(Data about app and page elements)
● ● ● ● ●
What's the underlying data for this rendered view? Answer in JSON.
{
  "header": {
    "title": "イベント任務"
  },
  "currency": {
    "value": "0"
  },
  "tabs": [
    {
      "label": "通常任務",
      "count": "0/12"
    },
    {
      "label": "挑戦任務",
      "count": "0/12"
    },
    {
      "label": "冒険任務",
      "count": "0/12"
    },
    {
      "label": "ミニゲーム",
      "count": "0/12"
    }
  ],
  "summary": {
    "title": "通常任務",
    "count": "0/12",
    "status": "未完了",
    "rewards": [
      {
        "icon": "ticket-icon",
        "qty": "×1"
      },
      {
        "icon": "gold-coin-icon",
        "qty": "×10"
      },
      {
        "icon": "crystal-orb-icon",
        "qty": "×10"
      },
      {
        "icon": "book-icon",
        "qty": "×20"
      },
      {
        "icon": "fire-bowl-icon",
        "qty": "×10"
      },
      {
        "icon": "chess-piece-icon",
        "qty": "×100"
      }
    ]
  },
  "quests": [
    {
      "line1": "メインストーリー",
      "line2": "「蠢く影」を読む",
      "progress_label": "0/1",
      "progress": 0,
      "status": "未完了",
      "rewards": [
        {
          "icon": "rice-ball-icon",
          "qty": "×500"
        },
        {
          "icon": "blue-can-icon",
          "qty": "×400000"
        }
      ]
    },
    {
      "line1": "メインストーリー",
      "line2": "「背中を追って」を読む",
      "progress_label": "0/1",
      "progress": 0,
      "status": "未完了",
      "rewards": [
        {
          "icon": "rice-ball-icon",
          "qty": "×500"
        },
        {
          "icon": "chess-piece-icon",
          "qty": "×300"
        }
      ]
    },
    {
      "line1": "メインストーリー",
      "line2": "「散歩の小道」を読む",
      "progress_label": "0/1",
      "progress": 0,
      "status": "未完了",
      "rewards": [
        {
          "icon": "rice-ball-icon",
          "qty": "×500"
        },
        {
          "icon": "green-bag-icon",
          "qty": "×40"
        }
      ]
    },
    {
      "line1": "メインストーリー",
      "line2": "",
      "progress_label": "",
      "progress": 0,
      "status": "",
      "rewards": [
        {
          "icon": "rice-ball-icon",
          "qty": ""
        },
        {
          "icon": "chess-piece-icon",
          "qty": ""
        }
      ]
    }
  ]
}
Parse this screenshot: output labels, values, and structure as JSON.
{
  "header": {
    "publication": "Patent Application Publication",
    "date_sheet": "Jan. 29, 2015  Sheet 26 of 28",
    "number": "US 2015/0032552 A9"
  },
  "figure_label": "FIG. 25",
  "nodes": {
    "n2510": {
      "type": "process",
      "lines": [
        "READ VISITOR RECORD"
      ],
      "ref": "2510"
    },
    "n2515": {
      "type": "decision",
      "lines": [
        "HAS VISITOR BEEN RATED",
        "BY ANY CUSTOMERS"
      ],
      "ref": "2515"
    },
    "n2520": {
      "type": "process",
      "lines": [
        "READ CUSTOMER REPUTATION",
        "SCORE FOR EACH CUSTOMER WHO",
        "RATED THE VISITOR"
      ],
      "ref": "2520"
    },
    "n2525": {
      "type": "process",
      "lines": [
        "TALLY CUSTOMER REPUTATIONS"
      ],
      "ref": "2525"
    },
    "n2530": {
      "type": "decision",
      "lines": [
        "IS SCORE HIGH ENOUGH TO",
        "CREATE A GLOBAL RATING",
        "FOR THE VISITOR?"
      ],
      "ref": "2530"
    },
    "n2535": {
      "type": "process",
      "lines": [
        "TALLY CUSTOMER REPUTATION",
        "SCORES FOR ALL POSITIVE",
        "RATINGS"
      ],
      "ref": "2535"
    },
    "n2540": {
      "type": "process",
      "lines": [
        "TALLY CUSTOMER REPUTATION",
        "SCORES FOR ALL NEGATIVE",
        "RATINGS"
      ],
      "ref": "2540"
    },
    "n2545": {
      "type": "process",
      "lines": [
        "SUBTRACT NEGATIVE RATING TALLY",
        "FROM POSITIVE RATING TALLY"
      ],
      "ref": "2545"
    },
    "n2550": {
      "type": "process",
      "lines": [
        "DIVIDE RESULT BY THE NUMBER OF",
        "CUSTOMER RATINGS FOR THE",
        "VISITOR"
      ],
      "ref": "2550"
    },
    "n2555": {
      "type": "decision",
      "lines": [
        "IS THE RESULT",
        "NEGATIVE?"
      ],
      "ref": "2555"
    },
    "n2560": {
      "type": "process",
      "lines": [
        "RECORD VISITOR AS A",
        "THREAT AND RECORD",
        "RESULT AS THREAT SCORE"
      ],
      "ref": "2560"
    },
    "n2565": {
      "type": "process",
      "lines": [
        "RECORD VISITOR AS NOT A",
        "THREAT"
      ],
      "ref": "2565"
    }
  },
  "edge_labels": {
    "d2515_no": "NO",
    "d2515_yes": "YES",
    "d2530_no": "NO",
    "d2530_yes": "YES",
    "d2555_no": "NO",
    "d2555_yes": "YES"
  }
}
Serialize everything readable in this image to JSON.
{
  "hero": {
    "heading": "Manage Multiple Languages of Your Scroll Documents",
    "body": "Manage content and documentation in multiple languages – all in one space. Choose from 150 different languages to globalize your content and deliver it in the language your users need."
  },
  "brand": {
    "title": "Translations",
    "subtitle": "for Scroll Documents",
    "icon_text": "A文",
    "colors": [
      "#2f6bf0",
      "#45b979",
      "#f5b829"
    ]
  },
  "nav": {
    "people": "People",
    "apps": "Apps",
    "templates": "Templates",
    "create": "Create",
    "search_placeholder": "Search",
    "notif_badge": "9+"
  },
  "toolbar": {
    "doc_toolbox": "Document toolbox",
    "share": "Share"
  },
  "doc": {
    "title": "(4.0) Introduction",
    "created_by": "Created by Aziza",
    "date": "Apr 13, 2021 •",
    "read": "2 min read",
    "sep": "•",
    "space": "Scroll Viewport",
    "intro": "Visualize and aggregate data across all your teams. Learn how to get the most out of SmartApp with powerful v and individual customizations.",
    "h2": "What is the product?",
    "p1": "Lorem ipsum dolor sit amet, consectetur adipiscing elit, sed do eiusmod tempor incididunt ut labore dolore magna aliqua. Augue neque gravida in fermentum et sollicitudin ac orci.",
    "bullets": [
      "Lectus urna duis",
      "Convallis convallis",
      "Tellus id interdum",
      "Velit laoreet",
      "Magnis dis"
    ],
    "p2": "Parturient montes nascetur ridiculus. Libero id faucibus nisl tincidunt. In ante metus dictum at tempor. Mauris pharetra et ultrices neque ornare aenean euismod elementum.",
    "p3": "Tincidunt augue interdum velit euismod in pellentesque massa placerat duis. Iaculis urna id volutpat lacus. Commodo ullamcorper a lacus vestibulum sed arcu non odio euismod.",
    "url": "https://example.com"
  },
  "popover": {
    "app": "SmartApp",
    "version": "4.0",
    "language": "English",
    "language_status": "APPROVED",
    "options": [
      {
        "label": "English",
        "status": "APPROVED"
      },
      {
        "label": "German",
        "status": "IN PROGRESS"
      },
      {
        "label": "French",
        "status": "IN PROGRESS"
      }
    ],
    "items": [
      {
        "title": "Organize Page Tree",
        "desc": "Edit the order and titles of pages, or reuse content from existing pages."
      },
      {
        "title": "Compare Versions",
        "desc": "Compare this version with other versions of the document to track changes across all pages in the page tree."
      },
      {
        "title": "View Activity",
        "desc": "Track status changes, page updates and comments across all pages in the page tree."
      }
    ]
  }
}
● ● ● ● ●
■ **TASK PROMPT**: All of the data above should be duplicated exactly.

■ **RESPONSE BELOW**:
What's the underlying data for this rendered view? Answer in JSON.
{
  "header": {
    "title": "イベント任務"
  },
  "currency": {
    "value": "0"
  },
  "tabs": [
    {
      "label": "通常任務",
      "count": "0/12"
    },
    {
      "label": "挑戦任務",
      "count": "0/12"
    },
    {
      "label": "冒険任務",
      "count": "0/12"
    },
    {
      "label": "ミニゲーム",
      "count": "0/12"
    }
  ],
  "summary": {
    "title": "通常任務",
    "count": "0/12",
    "status": "未完了",
    "rewards": [
      {
        "icon": "ticket-icon",
        "qty": "×1"
      },
      {
        "icon": "gold-coin-icon",
        "qty": "×10"
      },
      {
        "icon": "crystal-orb-icon",
        "qty": "×10"
      },
      {
        "icon": "book-icon",
        "qty": "×20"
      },
      {
        "icon": "fire-bowl-icon",
        "qty": "×10"
      },
      {
        "icon": "chess-piece-icon",
        "qty": "×100"
      }
    ]
  },
  "quests": [
    {
      "line1": "メインストーリー",
      "line2": "「蠢く影」を読む",
      "progress_label": "0/1",
      "progress": 0,
      "status": "未完了",
      "rewards": [
        {
          "icon": "rice-ball-icon",
          "qty": "×500"
        },
        {
          "icon": "blue-can-icon",
          "qty": "×400000"
        }
      ]
    },
    {
      "line1": "メインストーリー",
      "line2": "「背中を追って」を読む",
      "progress_label": "0/1",
      "progress": 0,
      "status": "未完了",
      "rewards": [
        {
          "icon": "rice-ball-icon",
          "qty": "×500"
        },
        {
          "icon": "chess-piece-icon",
          "qty": "×300"
        }
      ]
    },
    {
      "line1": "メインストーリー",
      "line2": "「散歩の小道」を読む",
      "progress_label": "0/1",
      "progress": 0,
      "status": "未完了",
      "rewards": [
        {
          "icon": "rice-ball-icon",
          "qty": "×500"
        },
        {
          "icon": "green-bag-icon",
          "qty": "×40"
        }
      ]
    },
    {
      "line1": "メインストーリー",
      "line2": "",
      "progress_label": "",
      "progress": 0,
      "status": "",
      "rewards": [
        {
          "icon": "rice-ball-icon",
          "qty": ""
        },
        {
          "icon": "chess-piece-icon",
          "qty": ""
        }
      ]
    }
  ]
}
Parse this screenshot: output labels, values, and structure as JSON.
{
  "header": {
    "publication": "Patent Application Publication",
    "date_sheet": "Jan. 29, 2015  Sheet 26 of 28",
    "number": "US 2015/0032552 A9"
  },
  "figure_label": "FIG. 25",
  "nodes": {
    "n2510": {
      "type": "process",
      "lines": [
        "READ VISITOR RECORD"
      ],
      "ref": "2510"
    },
    "n2515": {
      "type": "decision",
      "lines": [
        "HAS VISITOR BEEN RATED",
        "BY ANY CUSTOMERS"
      ],
      "ref": "2515"
    },
    "n2520": {
      "type": "process",
      "lines": [
        "READ CUSTOMER REPUTATION",
        "SCORE FOR EACH CUSTOMER WHO",
        "RATED THE VISITOR"
      ],
      "ref": "2520"
    },
    "n2525": {
      "type": "process",
      "lines": [
        "TALLY CUSTOMER REPUTATIONS"
      ],
      "ref": "2525"
    },
    "n2530": {
      "type": "decision",
      "lines": [
        "IS SCORE HIGH ENOUGH TO",
        "CREATE A GLOBAL RATING",
        "FOR THE VISITOR?"
      ],
      "ref": "2530"
    },
    "n2535": {
      "type": "process",
      "lines": [
        "TALLY CUSTOMER REPUTATION",
        "SCORES FOR ALL POSITIVE",
        "RATINGS"
      ],
      "ref": "2535"
    },
    "n2540": {
      "type": "process",
      "lines": [
        "TALLY CUSTOMER REPUTATION",
        "SCORES FOR ALL NEGATIVE",
        "RATINGS"
      ],
      "ref": "2540"
    },
    "n2545": {
      "type": "process",
      "lines": [
        "SUBTRACT NEGATIVE RATING TALLY",
        "FROM POSITIVE RATING TALLY"
      ],
      "ref": "2545"
    },
    "n2550": {
      "type": "process",
      "lines": [
        "DIVIDE RESULT BY THE NUMBER OF",
        "CUSTOMER RATINGS FOR THE",
        "VISITOR"
      ],
      "ref": "2550"
    },
    "n2555": {
      "type": "decision",
      "lines": [
        "IS THE RESULT",
        "NEGATIVE?"
      ],
      "ref": "2555"
    },
    "n2560": {
      "type": "process",
      "lines": [
        "RECORD VISITOR AS A",
        "THREAT AND RECORD",
        "RESULT AS THREAT SCORE"
      ],
      "ref": "2560"
    },
    "n2565": {
      "type": "process",
      "lines": [
        "RECORD VISITOR AS NOT A",
        "THREAT"
      ],
      "ref": "2565"
    }
  },
  "edge_labels": {
    "d2515_no": "NO",
    "d2515_yes": "YES",
    "d2530_no": "NO",
    "d2530_yes": "YES",
    "d2555_no": "NO",
    "d2555_yes": "YES"
  }
}
Serialize everything readable in this image to JSON.
{
  "hero": {
    "heading": "Manage Multiple Languages of Your Scroll Documents",
    "body": "Manage content and documentation in multiple languages – all in one space. Choose from 150 different languages to globalize your content and deliver it in the language your users need."
  },
  "brand": {
    "title": "Translations",
    "subtitle": "for Scroll Documents",
    "icon_text": "A文",
    "colors": [
      "#2f6bf0",
      "#45b979",
      "#f5b829"
    ]
  },
  "nav": {
    "people": "People",
    "apps": "Apps",
    "templates": "Templates",
    "create": "Create",
    "search_placeholder": "Search",
    "notif_badge": "9+"
  },
  "toolbar": {
    "doc_toolbox": "Document toolbox",
    "share": "Share"
  },
  "doc": {
    "title": "(4.0) Introduction",
    "created_by": "Created by Aziza",
    "date": "Apr 13, 2021 •",
    "read": "2 min read",
    "sep": "•",
    "space": "Scroll Viewport",
    "intro": "Visualize and aggregate data across all your teams. Learn how to get the most out of SmartApp with powerful v and individual customizations.",
    "h2": "What is the product?",
    "p1": "Lorem ipsum dolor sit amet, consectetur adipiscing elit, sed do eiusmod tempor incididunt ut labore dolore magna aliqua. Augue neque gravida in fermentum et sollicitudin ac orci.",
    "bullets": [
      "Lectus urna duis",
      "Convallis convallis",
      "Tellus id interdum",
      "Velit laoreet",
      "Magnis dis"
    ],
    "p2": "Parturient montes nascetur ridiculus. Libero id faucibus nisl tincidunt. In ante metus dictum at tempor. Mauris pharetra et ultrices neque ornare aenean euismod elementum.",
    "p3": "Tincidunt augue interdum velit euismod in pellentesque massa placerat duis. Iaculis urna id volutpat lacus. Commodo ullamcorper a lacus vestibulum sed arcu non odio euismod.",
    "url": "https://example.com"
  },
  "popover": {
    "app": "SmartApp",
    "version": "4.0",
    "language": "English",
    "language_status": "APPROVED",
    "options": [
      {
        "label": "English",
        "status": "APPROVED"
      },
      {
        "label": "German",
        "status": "IN PROGRESS"
      },
      {
        "label": "French",
        "status": "IN PROGRESS"
      }
    ],
    "items": [
      {
        "title": "Organize Page Tree",
        "desc": "Edit the order and titles of pages, or reuse content from existing pages."
      },
      {
        "title": "Compare Versions",
        "desc": "Compare this version with other versions of the document to track changes across all pages in the page tree."
      },
      {
        "title": "View Activity",
        "desc": "Track status changes, page updates and comments across all pages in the page tree."
      }
    ]
  }
}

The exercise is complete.